Some women who lack olfactory bulbs seem to be able to smell without a problem, according to a study published today (November 6) in Neuron. The finding is a surprise to neuroscientists, who have considered the brain structures to be the sites of scent processing.
When odors enter the nose and trigger chemical receptors there, electrical signals travel to the olfactory bulbs of the brain, where clusters of nerves called glomeruli process the smell’s signal. Without olfactory bulbs, a person should be unable to process odors, researchers had assumed.
In a study of healthy, left-handed women, neuroscientist Noam Sobel of the Weizmann Institute of Science in Rehovot, Israel, and colleagues happened to identify two women who appeared to lack olfactory bulbs. But when they conducted an odor test, the women showed no impairments to their sense of smell.
Turning to MRI scans of more than 1,000 people made public through the Human Connectome Project, which also includes participants’ scores on an odor identification test, Sobel’s team found three more women, one of whom was also left-handed, in the same boat—they had no detectable olfactory bulbs but performed normally on the smell exam. Extrapolating the findings to the general population, the scientists estimate that more than 0.5 percent of women, and more than 4 percent of left-handed women, can smell despite lacking typical olfactory bulbs.
“Replication within a publicly available dataset adds a lot of credibility to the finding,” Sobel says in a press release. “This is not just some oddity that shows up only in our hands.” (The researchers found no men in the dataset who lacked olfactory bulbs.)
Sobel says the findings suggest that the brain may be plastic enough to develop a sense of smell even in the absence of these seemingly critical brain structures. “The simplest interpretation of our findings is that these women were born without an olfactory bulb, but thanks to the extreme plasticity of the developing brain, they developed an alternative glomeruli map somewhere else in the brain not in the olfactory bulb,” he says in the release. “Although such plasticity is amazing, it is not out of the realm of what we have seen in human development.”
University of Pennsylvania neuroscientist Jay Gottfried isn’t so sure. “I am not convinced that the women are indeed missing their bulbs,” Gottfried, who was not involved in the study, tells Science News.

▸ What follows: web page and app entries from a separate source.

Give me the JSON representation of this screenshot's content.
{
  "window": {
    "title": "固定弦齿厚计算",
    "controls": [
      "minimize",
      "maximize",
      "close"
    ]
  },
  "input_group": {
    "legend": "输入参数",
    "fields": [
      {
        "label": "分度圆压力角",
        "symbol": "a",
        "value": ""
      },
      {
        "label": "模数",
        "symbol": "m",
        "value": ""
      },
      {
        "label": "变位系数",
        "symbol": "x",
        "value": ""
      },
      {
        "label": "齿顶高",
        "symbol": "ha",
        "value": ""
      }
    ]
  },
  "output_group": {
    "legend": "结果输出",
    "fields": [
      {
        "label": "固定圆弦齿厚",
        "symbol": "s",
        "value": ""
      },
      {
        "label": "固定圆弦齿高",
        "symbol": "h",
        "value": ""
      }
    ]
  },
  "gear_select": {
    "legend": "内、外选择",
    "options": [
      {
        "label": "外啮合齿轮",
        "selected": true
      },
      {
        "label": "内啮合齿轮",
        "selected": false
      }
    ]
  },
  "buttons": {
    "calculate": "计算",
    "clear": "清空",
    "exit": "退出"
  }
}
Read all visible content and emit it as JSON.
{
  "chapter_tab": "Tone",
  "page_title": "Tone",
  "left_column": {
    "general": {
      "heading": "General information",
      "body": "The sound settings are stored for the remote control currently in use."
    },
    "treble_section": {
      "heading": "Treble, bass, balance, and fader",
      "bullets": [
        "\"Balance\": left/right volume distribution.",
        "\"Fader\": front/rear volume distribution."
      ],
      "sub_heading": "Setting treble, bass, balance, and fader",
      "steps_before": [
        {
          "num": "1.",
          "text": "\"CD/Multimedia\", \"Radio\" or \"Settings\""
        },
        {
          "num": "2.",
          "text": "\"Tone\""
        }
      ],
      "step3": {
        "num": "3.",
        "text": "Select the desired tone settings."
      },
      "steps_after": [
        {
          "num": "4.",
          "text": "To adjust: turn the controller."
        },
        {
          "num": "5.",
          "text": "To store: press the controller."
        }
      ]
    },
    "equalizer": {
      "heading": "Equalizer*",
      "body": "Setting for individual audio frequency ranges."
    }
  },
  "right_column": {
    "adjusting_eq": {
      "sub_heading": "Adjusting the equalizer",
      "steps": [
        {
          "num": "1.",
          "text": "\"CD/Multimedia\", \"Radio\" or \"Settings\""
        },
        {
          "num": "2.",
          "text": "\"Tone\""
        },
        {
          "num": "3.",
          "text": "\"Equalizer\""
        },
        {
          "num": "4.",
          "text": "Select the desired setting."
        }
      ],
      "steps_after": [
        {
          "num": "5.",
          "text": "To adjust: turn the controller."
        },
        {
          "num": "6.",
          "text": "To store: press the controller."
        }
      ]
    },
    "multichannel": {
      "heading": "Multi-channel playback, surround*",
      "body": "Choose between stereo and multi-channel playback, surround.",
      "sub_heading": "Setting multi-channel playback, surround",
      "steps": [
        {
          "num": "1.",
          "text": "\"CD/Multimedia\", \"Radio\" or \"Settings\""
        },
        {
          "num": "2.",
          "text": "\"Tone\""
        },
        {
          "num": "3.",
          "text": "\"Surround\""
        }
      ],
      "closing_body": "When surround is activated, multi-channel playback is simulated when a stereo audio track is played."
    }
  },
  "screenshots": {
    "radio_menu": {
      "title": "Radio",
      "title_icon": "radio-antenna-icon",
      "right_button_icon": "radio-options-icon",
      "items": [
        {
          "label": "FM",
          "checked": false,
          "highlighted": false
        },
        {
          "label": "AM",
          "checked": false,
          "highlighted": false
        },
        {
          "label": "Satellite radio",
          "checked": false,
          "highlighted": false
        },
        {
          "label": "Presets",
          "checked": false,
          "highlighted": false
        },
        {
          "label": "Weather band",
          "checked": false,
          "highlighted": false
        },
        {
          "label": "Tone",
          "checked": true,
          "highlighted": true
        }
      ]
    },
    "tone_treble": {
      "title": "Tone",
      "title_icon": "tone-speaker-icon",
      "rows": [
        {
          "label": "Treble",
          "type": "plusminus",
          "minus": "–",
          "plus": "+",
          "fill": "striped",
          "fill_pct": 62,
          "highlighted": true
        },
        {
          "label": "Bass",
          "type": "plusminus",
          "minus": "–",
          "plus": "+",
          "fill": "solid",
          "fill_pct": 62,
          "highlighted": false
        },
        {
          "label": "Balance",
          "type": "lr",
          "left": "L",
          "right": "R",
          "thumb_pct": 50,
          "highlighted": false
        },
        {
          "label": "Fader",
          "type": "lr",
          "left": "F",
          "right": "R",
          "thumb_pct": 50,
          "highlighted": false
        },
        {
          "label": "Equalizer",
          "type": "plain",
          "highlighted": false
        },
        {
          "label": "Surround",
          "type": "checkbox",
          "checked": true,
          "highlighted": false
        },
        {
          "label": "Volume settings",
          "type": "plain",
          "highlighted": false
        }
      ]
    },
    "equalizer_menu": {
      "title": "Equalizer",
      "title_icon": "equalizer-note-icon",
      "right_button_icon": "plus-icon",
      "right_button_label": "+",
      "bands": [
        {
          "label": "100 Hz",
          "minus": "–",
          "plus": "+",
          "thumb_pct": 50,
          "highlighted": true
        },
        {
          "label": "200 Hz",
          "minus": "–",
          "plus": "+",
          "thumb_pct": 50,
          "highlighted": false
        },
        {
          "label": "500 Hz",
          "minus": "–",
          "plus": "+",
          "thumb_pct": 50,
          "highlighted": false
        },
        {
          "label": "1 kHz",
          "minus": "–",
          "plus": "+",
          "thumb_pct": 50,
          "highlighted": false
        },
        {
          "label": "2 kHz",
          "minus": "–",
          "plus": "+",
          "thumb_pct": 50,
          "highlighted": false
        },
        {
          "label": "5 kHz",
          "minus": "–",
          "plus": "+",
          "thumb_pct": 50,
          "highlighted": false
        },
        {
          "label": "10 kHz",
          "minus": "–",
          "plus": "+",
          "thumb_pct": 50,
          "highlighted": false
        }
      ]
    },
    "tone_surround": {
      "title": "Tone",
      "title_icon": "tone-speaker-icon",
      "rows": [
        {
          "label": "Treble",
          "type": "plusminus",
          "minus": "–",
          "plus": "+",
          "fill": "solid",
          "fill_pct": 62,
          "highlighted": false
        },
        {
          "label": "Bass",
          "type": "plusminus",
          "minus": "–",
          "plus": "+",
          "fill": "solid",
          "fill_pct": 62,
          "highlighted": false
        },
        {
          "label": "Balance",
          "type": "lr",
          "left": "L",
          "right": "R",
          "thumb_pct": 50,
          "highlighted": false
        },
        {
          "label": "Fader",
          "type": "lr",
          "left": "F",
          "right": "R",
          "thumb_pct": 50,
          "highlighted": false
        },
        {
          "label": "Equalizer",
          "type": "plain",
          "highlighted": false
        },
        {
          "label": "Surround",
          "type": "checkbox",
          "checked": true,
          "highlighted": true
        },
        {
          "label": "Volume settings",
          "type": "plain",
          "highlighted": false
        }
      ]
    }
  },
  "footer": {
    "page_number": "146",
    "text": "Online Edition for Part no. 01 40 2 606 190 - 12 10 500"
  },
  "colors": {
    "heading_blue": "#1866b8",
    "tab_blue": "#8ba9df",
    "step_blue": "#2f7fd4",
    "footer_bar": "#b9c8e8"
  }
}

They may simply be very small, and would therefore require antibodies to visualize.
Moreover, notes Rutgers University neuroscientist John McGann, the two women who underwent smell testing had trouble picking up low concentrations of a roselike scent. “It’s important to note that their [sense of] smell was not quite normal,” McGann, who was also not involved in the work, tells Science News. “But,” he adds, “there’s no question [they] could smell.”
Sobel says it’s unclear why the phenomenon appears to be more common in left-handed individuals, and he is now looking to test additional people to better understand what might be going on.
Jef Akst is managing editor of The Scientist. Email her at firstname.lastname@example.org.